- [DATA FOR PROCESSING]:
- Opening Delimiter -

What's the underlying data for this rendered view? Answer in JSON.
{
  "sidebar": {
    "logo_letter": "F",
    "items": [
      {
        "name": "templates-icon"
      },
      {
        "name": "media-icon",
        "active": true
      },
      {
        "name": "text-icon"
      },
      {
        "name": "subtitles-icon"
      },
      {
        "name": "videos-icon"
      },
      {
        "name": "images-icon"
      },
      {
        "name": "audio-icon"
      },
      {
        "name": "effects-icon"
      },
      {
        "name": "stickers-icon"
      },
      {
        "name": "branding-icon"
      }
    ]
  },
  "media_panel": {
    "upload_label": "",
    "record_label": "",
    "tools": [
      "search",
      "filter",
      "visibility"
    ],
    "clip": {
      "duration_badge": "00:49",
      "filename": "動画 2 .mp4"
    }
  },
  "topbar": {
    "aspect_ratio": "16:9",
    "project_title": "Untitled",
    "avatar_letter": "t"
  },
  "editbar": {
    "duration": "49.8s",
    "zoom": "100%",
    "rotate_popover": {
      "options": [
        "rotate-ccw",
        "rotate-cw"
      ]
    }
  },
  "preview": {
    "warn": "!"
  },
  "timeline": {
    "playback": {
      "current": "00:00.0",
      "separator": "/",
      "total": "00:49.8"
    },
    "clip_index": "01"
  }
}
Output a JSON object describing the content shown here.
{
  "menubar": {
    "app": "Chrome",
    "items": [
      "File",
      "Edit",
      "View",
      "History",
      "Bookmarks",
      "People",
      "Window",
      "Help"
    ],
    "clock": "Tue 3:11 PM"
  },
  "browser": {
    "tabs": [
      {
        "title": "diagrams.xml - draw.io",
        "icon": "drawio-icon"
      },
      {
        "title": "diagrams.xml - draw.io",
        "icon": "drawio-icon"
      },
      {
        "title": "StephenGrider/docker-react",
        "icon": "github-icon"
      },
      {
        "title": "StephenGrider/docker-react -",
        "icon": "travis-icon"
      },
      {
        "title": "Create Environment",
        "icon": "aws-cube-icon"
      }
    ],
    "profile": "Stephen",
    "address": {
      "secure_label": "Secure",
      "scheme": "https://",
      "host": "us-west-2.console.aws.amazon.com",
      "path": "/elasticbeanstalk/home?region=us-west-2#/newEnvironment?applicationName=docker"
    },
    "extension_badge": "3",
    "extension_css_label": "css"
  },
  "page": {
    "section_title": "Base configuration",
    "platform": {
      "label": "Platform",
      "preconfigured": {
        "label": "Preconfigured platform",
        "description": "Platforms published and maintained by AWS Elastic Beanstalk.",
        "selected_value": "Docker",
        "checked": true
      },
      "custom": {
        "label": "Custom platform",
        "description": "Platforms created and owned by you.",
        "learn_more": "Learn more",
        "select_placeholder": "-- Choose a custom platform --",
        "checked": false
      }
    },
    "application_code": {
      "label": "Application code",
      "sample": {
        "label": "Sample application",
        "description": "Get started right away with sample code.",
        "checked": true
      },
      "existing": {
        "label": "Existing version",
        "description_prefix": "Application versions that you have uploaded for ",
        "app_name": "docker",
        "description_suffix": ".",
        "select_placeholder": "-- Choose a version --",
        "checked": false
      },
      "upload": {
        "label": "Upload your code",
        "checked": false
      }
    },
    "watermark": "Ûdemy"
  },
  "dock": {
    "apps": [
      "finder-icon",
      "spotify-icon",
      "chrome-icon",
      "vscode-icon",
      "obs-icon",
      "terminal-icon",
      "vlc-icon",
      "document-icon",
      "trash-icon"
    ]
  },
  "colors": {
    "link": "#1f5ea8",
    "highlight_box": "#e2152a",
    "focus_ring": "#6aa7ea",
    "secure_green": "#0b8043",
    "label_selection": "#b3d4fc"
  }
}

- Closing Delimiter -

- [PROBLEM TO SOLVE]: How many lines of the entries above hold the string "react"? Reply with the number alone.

- [RESULT OF THE EXERCISE]: 2